What Was Predicted: An artificial intelligence could not only run all functions of an interplanetary craft, but also beat humans at chess, engage in conversations using voice synthesis, and sing. Oh yeah, it could also kill people.
Where We Stand Now: The HAL 9000 was ahead of its time (and ours) in terms of an independently thinking machine. Artificial intelligence has progressed in the research stage, at such places as the Massachusetts Institute of Technology, and vehicles in unmanned expeditions to other planets (like a Mars rover) are being developed with cognitive tools that may allow them to think about how to react to stimuli without waiting for instructions to be broadcast from Earth. But we’re still a ways off.
Lynn Andrea Stein, a professor of computer science at Massachussetts’ Franklin W. Olin College of Engineering, points out that today’s computers can tackle all kinds of specialized tasks. But when it comes to complex human traits such as judgment and creativity, technology still can’t compute.

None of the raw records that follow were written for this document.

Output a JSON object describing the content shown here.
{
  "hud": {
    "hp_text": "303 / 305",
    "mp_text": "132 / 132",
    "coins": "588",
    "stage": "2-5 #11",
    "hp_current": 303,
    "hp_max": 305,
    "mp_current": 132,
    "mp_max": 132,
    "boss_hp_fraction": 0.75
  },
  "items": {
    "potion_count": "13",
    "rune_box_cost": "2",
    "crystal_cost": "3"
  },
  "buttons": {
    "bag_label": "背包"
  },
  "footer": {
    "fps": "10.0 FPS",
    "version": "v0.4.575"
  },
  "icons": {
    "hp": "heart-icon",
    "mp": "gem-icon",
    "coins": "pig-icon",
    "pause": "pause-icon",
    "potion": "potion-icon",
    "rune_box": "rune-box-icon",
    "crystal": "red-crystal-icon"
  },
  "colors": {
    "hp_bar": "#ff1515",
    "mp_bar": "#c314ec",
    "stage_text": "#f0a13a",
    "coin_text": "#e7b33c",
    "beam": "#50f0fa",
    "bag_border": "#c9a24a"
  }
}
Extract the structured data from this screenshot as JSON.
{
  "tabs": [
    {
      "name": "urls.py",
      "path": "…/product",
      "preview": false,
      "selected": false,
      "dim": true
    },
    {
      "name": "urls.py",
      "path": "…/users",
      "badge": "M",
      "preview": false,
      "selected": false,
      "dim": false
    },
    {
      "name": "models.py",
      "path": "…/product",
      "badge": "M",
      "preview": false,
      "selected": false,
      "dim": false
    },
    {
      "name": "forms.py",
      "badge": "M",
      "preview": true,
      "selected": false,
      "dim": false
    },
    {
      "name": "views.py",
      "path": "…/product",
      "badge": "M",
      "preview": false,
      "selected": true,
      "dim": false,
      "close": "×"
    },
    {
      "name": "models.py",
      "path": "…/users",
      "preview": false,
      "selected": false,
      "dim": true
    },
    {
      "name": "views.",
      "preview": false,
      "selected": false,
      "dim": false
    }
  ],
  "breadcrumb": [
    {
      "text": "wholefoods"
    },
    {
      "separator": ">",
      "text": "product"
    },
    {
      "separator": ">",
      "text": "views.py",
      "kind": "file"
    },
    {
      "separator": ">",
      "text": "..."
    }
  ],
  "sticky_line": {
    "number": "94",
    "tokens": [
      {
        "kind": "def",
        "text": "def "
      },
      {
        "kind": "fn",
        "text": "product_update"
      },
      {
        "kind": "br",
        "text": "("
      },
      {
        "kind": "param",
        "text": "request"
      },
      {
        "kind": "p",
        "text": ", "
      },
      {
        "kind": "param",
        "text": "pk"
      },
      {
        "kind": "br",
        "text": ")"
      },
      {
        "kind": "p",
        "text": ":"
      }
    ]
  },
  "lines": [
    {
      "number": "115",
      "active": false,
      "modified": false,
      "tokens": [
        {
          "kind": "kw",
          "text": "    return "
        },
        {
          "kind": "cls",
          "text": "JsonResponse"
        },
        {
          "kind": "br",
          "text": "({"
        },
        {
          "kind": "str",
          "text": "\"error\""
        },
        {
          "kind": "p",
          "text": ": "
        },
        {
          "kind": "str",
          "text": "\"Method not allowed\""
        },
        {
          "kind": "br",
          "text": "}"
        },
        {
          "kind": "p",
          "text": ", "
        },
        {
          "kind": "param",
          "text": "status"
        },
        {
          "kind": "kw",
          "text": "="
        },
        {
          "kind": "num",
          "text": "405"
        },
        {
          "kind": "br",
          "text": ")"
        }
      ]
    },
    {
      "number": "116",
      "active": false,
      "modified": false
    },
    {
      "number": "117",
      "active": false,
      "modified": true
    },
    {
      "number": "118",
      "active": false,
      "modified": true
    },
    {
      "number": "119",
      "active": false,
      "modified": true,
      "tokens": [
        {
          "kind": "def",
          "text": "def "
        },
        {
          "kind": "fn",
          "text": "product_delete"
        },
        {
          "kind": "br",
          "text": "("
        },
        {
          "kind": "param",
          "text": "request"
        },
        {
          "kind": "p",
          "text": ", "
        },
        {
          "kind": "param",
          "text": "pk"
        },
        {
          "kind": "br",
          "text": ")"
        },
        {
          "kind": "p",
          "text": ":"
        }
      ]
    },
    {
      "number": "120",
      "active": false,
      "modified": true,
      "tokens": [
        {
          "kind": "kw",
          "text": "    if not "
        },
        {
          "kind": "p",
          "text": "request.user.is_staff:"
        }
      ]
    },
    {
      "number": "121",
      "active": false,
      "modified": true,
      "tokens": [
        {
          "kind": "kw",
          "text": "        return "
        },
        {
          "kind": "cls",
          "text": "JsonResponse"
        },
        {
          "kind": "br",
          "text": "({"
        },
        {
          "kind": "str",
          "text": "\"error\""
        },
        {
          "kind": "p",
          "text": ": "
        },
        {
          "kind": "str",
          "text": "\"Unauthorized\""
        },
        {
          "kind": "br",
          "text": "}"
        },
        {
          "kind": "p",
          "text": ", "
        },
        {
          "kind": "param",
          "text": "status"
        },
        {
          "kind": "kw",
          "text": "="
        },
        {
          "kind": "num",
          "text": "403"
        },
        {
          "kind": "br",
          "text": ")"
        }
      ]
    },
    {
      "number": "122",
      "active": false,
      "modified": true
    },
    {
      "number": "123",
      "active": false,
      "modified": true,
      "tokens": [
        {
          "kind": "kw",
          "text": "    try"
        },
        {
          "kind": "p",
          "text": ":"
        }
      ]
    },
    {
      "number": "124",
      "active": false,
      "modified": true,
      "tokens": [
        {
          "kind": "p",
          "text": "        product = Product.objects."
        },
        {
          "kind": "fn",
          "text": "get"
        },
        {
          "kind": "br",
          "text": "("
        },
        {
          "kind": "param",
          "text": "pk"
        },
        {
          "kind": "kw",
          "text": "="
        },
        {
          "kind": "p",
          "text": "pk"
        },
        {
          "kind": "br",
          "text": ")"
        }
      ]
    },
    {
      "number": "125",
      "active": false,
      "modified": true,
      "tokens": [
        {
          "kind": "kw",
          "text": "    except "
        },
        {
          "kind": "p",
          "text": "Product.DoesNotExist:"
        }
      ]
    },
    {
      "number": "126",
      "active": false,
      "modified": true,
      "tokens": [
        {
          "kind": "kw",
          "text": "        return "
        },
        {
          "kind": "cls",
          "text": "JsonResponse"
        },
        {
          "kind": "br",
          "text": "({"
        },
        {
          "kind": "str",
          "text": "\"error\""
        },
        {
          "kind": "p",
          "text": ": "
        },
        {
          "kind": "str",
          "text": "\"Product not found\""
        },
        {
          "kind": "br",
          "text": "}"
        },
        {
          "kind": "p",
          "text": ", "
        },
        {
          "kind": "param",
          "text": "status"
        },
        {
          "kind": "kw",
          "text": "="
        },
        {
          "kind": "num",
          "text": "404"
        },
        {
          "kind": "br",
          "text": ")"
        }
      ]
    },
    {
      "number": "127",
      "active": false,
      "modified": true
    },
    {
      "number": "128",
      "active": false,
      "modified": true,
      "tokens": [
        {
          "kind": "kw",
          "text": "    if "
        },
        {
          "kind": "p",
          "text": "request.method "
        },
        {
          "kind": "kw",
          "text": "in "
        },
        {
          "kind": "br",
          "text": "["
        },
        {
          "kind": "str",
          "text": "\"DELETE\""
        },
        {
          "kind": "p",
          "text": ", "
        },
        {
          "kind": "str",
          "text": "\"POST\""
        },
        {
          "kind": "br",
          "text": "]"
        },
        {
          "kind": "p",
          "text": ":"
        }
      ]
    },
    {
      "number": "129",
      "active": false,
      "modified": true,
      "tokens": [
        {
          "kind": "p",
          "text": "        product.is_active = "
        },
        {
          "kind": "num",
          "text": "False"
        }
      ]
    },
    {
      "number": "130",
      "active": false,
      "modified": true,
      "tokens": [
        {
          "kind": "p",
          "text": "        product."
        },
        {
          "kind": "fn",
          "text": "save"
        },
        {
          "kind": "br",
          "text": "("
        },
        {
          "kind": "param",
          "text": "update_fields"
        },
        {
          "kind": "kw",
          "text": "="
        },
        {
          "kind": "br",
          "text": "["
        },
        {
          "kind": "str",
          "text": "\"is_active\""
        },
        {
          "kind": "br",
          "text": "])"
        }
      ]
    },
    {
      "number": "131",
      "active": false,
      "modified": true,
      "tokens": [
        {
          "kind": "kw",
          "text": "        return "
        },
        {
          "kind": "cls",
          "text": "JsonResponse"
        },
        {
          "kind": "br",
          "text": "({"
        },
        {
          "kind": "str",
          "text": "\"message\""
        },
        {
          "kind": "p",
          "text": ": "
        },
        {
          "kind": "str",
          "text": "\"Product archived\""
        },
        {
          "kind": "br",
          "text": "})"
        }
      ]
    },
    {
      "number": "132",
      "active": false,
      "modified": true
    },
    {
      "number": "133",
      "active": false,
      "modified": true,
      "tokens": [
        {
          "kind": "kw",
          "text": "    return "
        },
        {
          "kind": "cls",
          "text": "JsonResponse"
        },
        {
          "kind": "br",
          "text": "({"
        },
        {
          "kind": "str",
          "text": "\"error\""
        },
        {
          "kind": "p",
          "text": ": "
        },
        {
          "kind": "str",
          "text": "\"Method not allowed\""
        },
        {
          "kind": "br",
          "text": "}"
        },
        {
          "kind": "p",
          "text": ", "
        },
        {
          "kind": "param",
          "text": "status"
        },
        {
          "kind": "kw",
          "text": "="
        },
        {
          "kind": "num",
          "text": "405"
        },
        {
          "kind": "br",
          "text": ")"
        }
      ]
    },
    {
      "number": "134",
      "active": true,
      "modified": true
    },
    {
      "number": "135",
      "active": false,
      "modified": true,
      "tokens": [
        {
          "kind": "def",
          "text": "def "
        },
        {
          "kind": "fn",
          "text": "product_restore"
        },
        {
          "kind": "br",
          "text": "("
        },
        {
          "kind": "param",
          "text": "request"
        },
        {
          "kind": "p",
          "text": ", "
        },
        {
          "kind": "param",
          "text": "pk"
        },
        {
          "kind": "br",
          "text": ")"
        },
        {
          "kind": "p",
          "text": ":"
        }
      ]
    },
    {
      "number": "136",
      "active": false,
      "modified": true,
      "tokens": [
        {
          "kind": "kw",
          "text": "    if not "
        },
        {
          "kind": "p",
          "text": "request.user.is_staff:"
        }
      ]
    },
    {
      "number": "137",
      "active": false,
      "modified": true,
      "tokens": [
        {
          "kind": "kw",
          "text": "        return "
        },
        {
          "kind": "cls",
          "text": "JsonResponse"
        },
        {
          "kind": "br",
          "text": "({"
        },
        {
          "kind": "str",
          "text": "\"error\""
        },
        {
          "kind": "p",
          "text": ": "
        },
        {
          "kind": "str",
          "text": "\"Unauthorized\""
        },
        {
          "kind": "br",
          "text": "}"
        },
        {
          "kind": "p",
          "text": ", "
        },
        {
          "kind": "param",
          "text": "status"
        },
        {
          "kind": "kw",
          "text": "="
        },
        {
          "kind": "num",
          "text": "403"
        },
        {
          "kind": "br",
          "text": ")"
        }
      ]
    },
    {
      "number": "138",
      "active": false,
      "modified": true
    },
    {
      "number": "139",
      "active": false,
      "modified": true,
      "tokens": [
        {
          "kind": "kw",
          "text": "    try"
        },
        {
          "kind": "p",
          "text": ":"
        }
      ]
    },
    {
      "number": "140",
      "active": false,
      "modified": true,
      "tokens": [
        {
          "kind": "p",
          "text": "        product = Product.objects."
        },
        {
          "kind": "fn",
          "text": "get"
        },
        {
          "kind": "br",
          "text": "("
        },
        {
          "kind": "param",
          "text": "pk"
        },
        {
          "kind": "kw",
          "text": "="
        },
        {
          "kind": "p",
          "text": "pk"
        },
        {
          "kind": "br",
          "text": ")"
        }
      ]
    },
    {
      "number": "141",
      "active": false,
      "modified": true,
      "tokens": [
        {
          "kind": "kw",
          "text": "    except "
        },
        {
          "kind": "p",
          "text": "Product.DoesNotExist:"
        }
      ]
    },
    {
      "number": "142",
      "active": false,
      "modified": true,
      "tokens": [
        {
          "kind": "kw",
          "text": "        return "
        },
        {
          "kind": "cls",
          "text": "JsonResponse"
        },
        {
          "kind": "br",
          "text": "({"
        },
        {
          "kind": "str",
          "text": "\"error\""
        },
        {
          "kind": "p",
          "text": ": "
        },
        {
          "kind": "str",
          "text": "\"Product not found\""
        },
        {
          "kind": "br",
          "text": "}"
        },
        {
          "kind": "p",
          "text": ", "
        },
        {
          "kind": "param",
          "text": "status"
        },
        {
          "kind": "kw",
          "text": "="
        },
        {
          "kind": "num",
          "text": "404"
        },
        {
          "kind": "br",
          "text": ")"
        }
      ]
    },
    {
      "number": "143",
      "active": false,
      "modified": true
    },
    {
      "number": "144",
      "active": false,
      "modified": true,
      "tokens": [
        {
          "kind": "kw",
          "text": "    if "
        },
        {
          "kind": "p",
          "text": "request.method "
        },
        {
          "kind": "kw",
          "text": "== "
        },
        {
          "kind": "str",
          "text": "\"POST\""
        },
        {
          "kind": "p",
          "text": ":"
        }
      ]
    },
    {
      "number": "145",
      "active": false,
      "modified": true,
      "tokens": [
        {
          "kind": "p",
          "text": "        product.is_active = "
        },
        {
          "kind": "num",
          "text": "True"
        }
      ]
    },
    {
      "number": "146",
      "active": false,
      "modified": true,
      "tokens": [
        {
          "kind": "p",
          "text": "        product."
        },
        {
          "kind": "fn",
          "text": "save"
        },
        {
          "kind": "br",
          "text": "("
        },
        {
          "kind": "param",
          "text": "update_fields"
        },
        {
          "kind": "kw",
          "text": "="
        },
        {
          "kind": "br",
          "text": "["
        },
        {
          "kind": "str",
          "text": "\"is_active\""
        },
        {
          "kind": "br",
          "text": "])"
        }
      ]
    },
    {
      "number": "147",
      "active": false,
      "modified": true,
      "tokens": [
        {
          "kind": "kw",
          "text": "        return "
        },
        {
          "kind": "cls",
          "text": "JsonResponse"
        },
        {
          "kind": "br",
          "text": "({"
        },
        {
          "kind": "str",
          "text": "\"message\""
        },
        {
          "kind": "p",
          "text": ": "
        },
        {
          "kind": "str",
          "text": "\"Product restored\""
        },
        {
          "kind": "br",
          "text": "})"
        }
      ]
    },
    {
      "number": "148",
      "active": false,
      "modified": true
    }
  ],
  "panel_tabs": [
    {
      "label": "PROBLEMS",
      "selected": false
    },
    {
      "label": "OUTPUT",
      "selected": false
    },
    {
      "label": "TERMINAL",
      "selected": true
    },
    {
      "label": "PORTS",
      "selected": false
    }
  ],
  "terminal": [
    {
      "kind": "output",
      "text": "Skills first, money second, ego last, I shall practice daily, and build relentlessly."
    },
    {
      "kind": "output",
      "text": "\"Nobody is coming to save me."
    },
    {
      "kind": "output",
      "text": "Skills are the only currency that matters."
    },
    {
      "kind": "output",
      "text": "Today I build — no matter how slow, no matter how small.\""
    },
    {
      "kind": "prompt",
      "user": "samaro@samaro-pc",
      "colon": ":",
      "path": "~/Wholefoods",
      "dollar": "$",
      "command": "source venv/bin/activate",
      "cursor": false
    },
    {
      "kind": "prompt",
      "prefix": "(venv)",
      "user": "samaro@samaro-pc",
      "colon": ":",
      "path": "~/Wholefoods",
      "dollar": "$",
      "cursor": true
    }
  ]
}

“Wonder, fear, free will … each of these is a very complicated phenomenon, and I think we’ll need to understand them much better before we can help the computer to have any of them (if we ever can),” she told ABCNEWS.com in an e-mail.
At least the filmmakers got the chess part right. In 1968 international chess master David Levy wagered that no computer could beat him in 10 years, and he won the bet in 1978 when he defeated the Chess 4.7 computer with three wins and one draw. But today, computers such as Deep Thought and Deep Blue have defeated grand masters in tournament play.
There are commonly available text-to-voice “reading” software applications. Also, a program by Myriad called Virtual Singer can mimic human voice, so the dulcet tones of HAL singing “Daisy” could not only be matched but likely improved.
In terms of murder? As much as we may want to kill our computers, fortunately there hasn’t been a case of the reverse.
Warner Bros., which owns the rights to 2001, is planning a theatrical re-release of the film in the fall of 2001.